There is clearly very visible stratification among the popular social networks. Twitter, for example is almost completely public facing. Most of its users keep their profiles open and world-readable and follow/are followed by both friends and complete strangers alike. Most conversations tend to be publicly visible to everyone on the internet, regardless of whether or not they are part of your social network. In a way this makes Twitter more indirect, but also more informal that Email. The built-in constraints of the medium facilitate quick, witty exchanges over long-form thought out epistolary.
Facebook on the other hand tends to be much more inward focused and private. It is a walled garden in which you only interact with select network of friends and have a degree of control over how public the information you are posing is going to be. Conversations are much more direct and intimate than on Twitter and at the same time, unlike email, they tend to be very informal. Facebook is where you share your baby pictures, party pictures or baby party pictures (I think that’s a thing – I’m not sure).
Google+ seems to be somewhere at the intersection of Facebook and Twitter but it is hard to say how exactly it is used because it is so much smaller. The people I follow on there are mostly smaller and bigger internet personalities who treat it as yet another content delivery platform. That’s precisely how I use it too – I use G+ to link to interesting technology articles. That’s not necessarily a conscious choice – it’s just how things worked out, seeing how so few people I actually know or recognize are on that network.

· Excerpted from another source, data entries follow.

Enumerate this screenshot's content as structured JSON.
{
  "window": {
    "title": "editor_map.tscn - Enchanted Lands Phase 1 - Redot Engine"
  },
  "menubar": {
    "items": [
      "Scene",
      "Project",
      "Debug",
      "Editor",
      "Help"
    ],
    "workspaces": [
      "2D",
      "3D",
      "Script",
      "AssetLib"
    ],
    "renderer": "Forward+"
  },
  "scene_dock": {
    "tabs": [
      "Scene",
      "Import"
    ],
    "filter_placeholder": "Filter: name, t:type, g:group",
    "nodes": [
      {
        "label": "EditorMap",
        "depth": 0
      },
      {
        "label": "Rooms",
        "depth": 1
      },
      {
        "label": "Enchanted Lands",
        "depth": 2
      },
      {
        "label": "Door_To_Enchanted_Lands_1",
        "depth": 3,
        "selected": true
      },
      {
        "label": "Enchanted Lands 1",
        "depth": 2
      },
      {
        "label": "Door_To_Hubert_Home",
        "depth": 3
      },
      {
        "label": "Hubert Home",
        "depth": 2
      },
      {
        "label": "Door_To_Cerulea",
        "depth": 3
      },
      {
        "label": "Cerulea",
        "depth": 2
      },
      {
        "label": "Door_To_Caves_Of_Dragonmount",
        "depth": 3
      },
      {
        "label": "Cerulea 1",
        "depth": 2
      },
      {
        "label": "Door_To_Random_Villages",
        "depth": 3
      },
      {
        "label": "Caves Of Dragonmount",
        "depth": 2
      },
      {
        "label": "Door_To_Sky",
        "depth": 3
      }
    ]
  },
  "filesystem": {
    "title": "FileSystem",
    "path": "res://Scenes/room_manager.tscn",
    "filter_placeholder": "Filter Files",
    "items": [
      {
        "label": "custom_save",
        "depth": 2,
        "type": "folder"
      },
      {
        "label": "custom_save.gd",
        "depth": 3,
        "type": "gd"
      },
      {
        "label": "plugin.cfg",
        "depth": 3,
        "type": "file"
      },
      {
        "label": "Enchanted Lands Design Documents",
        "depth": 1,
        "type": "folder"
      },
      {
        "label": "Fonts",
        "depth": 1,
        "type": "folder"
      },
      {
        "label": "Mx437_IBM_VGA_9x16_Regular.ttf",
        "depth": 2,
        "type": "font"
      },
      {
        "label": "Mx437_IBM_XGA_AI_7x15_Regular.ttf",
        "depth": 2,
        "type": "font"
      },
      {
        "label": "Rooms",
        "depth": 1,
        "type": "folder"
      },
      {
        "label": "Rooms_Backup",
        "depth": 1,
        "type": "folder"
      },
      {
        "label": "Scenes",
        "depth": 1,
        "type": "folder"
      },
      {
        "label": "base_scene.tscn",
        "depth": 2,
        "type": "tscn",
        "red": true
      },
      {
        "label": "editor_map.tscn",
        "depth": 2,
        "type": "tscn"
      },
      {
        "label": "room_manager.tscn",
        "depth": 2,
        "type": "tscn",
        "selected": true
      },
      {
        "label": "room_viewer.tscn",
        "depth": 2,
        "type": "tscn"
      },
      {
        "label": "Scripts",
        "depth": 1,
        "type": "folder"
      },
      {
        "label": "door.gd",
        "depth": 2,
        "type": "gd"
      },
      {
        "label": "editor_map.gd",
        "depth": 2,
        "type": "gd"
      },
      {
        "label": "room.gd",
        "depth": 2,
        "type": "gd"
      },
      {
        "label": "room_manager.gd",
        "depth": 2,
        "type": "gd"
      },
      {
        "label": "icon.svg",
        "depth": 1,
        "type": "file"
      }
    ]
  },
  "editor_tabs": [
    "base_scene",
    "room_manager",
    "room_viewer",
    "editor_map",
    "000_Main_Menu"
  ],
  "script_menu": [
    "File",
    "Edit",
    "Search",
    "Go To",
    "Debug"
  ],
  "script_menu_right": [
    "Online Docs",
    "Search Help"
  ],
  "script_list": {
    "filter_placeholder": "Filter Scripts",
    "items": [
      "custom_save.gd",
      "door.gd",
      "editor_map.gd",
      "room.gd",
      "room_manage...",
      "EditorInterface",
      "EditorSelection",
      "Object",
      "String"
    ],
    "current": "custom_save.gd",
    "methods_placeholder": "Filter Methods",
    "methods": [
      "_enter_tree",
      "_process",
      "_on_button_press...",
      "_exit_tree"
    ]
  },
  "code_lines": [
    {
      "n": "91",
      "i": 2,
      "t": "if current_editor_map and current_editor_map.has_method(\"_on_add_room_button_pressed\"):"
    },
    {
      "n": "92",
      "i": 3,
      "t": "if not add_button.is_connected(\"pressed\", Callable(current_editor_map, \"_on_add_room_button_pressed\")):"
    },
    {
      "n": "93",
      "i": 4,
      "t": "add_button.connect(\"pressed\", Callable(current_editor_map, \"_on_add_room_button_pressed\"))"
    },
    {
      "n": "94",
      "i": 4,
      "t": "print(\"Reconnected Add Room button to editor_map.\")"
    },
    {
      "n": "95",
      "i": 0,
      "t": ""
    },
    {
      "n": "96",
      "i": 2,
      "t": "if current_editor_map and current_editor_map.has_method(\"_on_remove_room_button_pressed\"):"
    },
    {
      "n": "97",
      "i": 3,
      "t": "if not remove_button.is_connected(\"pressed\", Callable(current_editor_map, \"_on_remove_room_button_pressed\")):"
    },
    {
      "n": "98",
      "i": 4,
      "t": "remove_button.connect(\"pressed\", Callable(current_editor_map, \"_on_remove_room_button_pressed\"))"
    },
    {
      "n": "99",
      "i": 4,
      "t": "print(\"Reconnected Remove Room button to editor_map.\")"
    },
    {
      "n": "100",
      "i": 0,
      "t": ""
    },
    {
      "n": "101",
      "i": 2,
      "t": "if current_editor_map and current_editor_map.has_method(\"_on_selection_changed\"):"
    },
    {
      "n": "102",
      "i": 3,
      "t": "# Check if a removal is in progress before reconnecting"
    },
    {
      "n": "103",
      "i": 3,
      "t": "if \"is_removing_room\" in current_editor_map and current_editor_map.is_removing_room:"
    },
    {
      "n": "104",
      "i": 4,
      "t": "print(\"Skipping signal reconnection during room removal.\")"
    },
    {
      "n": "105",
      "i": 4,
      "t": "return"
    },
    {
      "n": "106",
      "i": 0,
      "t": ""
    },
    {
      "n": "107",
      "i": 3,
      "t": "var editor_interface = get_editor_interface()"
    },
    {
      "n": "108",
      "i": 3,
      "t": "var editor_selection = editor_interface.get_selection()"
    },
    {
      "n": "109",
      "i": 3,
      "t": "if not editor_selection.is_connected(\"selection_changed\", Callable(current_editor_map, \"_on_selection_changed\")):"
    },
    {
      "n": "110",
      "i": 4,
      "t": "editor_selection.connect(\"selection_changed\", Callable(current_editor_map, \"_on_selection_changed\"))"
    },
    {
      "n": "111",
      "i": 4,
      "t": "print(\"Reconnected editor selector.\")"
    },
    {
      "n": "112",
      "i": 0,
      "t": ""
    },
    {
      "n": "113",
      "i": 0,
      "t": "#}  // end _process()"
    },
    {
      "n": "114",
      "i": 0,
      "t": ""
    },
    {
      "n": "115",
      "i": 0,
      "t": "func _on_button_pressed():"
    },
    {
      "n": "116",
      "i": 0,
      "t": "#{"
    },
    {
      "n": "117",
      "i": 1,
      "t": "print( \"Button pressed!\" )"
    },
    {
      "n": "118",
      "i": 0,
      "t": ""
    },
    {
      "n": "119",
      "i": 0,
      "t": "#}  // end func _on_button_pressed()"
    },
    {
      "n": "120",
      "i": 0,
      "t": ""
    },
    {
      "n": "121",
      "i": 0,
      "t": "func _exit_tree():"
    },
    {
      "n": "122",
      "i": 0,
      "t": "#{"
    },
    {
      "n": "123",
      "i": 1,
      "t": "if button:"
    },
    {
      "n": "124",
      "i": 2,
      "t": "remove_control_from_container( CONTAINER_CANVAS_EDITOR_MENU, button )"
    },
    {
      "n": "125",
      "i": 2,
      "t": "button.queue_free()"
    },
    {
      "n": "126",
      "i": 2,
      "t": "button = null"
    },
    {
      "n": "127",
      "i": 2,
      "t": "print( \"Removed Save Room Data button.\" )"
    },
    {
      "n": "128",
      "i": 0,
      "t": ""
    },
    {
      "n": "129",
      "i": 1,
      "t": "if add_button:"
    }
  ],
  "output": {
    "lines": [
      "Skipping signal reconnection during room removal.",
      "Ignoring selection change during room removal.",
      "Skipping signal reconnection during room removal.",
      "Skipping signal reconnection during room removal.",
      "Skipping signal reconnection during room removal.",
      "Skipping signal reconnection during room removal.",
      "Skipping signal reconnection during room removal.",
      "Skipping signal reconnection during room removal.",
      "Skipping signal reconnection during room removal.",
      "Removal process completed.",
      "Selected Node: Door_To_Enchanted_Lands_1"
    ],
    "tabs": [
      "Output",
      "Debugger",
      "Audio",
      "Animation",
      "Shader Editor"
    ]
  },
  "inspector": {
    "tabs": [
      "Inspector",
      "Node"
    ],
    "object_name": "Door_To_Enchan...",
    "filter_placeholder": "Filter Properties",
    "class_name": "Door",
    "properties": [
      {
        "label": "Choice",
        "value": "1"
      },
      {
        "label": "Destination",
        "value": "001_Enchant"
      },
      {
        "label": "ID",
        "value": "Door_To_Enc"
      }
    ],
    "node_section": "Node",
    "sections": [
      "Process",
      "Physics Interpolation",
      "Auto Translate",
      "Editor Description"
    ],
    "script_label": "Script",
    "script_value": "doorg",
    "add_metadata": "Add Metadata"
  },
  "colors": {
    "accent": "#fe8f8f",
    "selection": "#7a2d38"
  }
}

Back in 2007 I posted a poll in which I asked you what is your primary mode of electronic communication. Back then almost everyone agreed that email is by far the best. I figured it would be interesting to see how things have changed since then. How are we communicating in 2013?
When it comes to public communication, I noticed that I am by far most likely to respond to tweets these days. I’m not exactly sure why, but that channel is probably your best, most direct way to get my attention. If you tweet at me or send me a DM chances are you will get a response almost instantaneously. It probably has something to do with the enforced character limit on all Twitter communications. I know that I will never have to type more than 140 characters, so I can commit to a response immediately. In a worst case scenario I will end up sending 3-4 tweets to fully explain my point, but rarely more. Conversation is done asynchronously, in very short effortless bursts. It doesn’t monopolize my attention and requires merely a momentary context switch.
Of course if you happen to have my cell phone number, then text message is even faster and you are guaranteed a response. On Twitter you can easily get away with not replying to people – it’s just how the network works, and most people don’t get upset if you don’t ping them back. Same goes for emails. Hell, with emails you always blame the spam filter (sorry, your message went into my spam folder) and get away with not replying for like a week or two. Ignoring text messages on the other hand is considered rude. Especially if you are using iMessage which tracks delivery/read times. Thus they are better suited to private conversations, and things that require immediate response.
While I still do quite a bit of emailing, I think that it is no longer my primary mode of electronic communication. Twitter and text messages have almost completely replaced email for informal, day-to-day interactions. How about you?